Avery Johnson thought very little of MarShon Brooks' defense.
Brooks, the Brooklyn Nets’ second-year swingman, desperately wanted to prove his coach wrong, but ever since training camp when he battled injuries, it seemed Brooks was in Johnson’s doghouse.
Many nights, Brooks, just 23 and a tantalizing talent with a ton of potential, found himself out of the rotation and stapled to the bench, his playing time sporadic at best. And when he did get on the court, it only took one turnover or defensive miscue for Johnson to pull him.

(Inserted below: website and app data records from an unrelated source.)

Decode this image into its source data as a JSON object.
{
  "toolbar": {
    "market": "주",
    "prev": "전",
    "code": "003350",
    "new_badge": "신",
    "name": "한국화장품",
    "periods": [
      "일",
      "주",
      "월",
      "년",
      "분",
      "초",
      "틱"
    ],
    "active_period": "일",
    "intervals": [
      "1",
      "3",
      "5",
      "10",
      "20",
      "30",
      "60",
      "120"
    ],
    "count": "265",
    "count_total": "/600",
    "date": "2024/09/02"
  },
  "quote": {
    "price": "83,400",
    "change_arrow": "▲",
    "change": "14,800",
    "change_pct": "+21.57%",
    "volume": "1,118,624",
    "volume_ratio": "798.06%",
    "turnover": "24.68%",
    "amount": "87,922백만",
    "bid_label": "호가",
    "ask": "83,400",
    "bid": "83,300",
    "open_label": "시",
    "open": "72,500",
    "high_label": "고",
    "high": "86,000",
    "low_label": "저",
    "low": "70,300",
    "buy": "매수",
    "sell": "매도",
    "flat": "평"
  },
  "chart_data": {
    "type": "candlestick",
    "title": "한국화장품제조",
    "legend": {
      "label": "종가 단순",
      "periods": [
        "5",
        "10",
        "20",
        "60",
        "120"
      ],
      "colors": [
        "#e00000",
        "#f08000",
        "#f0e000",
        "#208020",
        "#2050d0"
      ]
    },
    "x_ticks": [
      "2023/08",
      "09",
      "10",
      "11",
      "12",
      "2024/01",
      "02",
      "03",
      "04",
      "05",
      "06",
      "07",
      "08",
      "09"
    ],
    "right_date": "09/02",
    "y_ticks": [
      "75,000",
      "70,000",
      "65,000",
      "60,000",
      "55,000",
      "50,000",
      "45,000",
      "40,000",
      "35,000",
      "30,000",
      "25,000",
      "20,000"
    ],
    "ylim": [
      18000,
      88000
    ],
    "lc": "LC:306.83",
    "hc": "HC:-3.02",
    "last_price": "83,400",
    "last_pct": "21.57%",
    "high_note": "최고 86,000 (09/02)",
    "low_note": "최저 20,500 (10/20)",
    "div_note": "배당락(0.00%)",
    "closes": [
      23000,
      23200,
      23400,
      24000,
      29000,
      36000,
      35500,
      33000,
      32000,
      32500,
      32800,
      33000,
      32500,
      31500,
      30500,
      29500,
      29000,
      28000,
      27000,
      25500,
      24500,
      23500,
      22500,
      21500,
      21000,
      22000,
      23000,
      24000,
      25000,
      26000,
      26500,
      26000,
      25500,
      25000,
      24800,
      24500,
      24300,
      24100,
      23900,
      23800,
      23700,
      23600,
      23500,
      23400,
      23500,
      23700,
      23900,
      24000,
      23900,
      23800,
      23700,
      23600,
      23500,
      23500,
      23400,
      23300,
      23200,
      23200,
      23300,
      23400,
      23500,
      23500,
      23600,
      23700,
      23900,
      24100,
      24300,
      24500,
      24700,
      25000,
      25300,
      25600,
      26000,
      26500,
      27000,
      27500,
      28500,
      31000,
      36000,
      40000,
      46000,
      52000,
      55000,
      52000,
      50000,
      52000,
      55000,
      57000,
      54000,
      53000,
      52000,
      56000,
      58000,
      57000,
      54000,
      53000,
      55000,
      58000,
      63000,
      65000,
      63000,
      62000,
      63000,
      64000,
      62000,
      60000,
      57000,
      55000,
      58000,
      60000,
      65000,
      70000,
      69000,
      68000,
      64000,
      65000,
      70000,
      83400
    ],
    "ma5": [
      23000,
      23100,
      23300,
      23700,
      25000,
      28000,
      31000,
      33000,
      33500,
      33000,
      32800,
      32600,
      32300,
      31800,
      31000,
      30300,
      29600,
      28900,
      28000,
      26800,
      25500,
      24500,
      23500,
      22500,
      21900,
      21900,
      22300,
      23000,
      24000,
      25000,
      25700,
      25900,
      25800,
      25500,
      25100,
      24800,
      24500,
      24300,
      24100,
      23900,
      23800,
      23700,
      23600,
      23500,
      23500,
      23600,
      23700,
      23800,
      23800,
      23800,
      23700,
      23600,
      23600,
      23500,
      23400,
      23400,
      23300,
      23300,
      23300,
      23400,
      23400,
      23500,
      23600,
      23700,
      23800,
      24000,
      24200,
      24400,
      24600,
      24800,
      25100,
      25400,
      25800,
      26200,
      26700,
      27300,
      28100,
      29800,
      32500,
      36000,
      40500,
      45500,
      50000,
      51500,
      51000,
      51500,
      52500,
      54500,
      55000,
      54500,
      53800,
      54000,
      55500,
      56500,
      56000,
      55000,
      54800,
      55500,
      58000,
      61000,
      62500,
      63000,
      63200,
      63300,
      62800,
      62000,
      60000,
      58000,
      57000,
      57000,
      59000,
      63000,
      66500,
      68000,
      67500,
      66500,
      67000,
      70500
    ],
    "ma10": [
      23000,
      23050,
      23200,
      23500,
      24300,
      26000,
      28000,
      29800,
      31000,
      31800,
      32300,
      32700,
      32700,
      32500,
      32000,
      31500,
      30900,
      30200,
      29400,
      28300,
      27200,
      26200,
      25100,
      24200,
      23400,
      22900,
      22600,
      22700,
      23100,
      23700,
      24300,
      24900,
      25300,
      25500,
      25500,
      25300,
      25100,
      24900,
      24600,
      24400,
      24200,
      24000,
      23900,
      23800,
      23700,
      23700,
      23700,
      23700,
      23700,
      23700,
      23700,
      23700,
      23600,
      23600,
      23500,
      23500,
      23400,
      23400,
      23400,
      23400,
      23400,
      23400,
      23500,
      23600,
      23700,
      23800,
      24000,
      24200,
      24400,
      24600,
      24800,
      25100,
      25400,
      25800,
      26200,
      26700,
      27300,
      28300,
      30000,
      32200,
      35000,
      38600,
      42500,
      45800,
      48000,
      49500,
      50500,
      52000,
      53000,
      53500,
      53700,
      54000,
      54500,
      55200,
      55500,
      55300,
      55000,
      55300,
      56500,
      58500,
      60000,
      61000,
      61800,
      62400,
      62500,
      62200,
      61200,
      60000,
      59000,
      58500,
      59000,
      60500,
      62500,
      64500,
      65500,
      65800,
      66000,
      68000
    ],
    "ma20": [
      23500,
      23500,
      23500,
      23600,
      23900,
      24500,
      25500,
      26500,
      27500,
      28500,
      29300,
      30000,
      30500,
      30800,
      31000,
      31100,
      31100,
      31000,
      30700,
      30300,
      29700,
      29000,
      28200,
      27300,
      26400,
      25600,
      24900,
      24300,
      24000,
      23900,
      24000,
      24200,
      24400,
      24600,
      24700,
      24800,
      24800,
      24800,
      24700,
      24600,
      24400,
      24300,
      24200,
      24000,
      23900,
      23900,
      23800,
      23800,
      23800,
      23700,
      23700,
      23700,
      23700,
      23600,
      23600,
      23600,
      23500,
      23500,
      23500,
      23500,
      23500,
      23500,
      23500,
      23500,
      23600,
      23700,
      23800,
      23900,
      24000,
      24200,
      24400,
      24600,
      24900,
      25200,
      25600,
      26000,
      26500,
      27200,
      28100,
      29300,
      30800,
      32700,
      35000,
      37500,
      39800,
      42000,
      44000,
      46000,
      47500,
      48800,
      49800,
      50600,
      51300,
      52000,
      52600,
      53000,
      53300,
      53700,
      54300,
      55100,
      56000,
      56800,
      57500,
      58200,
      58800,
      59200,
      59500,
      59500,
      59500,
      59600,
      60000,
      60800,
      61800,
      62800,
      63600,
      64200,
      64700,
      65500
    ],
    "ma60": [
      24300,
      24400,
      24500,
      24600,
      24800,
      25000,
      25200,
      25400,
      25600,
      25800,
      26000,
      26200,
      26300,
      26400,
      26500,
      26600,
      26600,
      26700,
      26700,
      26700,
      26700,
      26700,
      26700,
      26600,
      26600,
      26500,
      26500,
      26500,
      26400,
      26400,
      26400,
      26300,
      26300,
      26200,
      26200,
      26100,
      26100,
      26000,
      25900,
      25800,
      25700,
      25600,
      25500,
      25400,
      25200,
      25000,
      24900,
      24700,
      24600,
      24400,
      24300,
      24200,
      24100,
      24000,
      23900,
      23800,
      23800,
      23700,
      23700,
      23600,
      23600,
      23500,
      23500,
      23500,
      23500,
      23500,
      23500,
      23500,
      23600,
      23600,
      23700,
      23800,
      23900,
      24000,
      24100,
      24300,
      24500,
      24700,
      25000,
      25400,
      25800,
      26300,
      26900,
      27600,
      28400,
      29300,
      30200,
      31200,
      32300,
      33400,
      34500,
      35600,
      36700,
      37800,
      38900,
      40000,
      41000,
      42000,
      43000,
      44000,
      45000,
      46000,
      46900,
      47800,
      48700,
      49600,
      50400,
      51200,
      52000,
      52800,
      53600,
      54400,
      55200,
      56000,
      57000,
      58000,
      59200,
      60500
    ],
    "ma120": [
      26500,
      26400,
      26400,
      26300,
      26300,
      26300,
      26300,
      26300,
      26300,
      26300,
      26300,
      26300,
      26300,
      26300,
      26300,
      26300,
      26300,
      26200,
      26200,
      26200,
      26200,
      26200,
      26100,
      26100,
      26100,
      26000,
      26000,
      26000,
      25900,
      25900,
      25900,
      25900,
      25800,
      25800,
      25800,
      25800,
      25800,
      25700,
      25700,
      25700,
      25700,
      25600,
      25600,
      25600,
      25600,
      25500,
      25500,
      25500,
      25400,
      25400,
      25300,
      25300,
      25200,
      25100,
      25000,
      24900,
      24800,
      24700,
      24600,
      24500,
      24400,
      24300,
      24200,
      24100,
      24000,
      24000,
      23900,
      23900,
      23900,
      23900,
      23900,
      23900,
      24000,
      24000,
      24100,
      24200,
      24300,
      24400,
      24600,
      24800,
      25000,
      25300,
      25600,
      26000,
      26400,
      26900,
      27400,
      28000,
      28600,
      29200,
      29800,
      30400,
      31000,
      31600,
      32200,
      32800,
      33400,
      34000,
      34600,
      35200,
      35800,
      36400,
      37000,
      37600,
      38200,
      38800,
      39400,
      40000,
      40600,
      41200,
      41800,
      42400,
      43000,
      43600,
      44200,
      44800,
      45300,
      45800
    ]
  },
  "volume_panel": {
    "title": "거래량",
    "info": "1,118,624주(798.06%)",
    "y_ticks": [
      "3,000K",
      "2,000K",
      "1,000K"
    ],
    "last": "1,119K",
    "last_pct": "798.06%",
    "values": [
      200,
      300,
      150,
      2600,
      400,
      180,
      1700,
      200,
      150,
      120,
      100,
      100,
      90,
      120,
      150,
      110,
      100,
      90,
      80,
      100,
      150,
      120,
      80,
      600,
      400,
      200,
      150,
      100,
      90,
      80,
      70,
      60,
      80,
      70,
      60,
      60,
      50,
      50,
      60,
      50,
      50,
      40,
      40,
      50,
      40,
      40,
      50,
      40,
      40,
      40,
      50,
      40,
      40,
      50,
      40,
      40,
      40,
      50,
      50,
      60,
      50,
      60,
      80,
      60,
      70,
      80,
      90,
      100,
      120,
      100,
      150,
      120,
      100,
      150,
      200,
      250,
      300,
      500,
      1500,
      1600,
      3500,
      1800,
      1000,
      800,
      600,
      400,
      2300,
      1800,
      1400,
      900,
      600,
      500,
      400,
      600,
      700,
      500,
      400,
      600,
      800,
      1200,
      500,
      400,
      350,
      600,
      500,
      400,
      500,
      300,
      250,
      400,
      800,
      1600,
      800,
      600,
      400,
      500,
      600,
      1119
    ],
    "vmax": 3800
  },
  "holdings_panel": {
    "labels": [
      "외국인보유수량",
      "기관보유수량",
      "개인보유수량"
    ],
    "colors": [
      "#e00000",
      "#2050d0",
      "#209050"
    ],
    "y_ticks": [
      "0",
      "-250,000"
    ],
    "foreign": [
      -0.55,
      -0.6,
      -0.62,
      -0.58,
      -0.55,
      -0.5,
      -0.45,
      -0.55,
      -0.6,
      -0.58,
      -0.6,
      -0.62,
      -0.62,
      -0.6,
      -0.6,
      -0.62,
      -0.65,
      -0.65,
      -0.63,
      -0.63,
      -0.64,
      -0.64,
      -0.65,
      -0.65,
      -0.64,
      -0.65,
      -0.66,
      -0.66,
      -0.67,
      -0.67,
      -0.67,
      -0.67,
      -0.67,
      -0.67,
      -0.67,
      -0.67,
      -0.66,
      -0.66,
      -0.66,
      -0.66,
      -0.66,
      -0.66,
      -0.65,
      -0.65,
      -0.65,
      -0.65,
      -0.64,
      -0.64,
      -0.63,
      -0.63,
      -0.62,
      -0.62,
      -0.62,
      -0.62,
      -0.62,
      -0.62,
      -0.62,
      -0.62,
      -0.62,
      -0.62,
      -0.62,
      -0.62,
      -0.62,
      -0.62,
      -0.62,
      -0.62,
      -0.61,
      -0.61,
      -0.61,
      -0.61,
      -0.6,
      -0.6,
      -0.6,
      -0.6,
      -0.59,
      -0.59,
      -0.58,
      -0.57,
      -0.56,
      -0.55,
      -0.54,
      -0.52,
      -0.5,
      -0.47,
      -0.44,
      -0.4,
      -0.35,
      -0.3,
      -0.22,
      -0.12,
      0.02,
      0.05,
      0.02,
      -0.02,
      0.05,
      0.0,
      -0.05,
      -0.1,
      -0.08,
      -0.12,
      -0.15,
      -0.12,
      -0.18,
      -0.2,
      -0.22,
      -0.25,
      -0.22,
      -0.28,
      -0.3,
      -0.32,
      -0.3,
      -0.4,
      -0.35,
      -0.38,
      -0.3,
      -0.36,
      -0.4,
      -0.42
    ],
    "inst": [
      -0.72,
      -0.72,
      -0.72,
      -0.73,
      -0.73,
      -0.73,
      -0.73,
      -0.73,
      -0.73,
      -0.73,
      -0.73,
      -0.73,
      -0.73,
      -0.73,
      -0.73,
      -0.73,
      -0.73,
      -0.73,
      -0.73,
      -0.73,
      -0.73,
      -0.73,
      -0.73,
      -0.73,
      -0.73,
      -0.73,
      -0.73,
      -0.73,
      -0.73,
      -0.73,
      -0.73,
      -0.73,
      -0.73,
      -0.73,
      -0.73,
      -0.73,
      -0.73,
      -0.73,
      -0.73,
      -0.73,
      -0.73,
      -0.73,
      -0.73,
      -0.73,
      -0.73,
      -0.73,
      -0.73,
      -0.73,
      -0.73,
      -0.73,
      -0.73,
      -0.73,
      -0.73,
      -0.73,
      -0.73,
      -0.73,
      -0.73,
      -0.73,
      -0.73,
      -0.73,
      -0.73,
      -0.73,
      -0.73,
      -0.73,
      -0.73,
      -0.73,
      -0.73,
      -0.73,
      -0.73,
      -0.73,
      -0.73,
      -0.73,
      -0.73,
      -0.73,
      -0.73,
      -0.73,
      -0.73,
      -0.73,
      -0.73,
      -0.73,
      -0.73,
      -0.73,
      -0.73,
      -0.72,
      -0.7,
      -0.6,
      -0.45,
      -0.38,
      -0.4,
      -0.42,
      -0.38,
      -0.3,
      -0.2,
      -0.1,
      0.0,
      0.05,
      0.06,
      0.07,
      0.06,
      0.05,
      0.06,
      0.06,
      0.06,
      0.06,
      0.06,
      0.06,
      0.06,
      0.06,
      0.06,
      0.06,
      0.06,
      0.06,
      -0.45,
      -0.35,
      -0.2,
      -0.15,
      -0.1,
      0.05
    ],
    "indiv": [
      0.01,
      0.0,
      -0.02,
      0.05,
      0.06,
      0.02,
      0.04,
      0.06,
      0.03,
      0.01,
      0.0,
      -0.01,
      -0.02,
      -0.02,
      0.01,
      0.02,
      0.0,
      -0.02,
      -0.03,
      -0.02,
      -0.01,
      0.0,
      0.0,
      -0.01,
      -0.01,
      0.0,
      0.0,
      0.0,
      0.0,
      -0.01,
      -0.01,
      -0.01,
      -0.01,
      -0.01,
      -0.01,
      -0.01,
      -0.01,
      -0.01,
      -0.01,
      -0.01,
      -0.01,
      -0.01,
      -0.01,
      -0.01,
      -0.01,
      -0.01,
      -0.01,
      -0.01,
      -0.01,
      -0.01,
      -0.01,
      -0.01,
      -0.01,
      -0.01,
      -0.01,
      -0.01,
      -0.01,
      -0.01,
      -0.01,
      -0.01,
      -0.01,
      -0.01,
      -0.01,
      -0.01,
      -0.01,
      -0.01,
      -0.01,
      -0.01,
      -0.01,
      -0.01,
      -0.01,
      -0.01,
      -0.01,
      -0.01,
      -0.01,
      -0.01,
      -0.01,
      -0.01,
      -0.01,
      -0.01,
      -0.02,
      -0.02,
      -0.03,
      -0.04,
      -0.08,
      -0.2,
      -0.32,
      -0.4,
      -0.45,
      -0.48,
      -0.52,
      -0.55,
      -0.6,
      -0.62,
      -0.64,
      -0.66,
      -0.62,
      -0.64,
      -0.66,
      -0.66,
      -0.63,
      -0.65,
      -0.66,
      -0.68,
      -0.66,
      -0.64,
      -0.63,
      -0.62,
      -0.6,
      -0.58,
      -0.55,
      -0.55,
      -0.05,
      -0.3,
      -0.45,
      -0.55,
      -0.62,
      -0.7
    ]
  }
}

“It was frustrating, especially early when I started getting DNPs,” Brooks said. “It was frustrating, but we were winning ... and I haven’t been part of a winning team since my sophomore year in college (at Providence), and going back to high school. But obviously, I wanted a larger role. Then we started losing and I wasn’t playing, and that’s when it really started bothering me.”
On Thursday, Brooks woke up at noon to text messages and tweets that surprised him.
Johnson, the same coach who ripped him in practices and games for not playing enough defense, had been fired following the team’s 14-14 start.
“It’s exciting in a way, to have the opportunity to start over,” Brooks said after scoring nine points in 20 minutes in the Nets’ 97-81 victory over the Charlotte Bobcats on Friday night, making a winner out of interim head coach P.J. Carlesimo in his debut.
“For whatever reason, me and Avery didn’t really mesh too well. He wasn’t playing me that much, but he taught me a lot, and I’m just going to take (what I learned) to P.J.”
Before Friday night’s game, Carlesimo brought Brooks, who averaged 12.6 points in 29.4 minutes in 56 games in 2011-12, to the side and told him he wanted him to be “a little bit more active on the defensive end and just be aggressive on the offensive end.”
Brooks did just that, also finishing with three rebounds, two assists, a block and a steal.
Still, he was rusty -- finishing 3-for-8 from the field, 3-for-6 from the free-throw stripe -- and, as he made abundantly clear, he isn’t in gameshape yet.
“Hell no!” Brooks replied. “I haven’t played basketball in a month. Everything’s faster, and that’s not my game. I like to play at my own pace.”
As for his role going forward, Brooks said, “I’m not even sure, honestly. When I get my opportunity, I’m just going to try and play well.
“If it was up to me, I’d play all 48 (minutes).”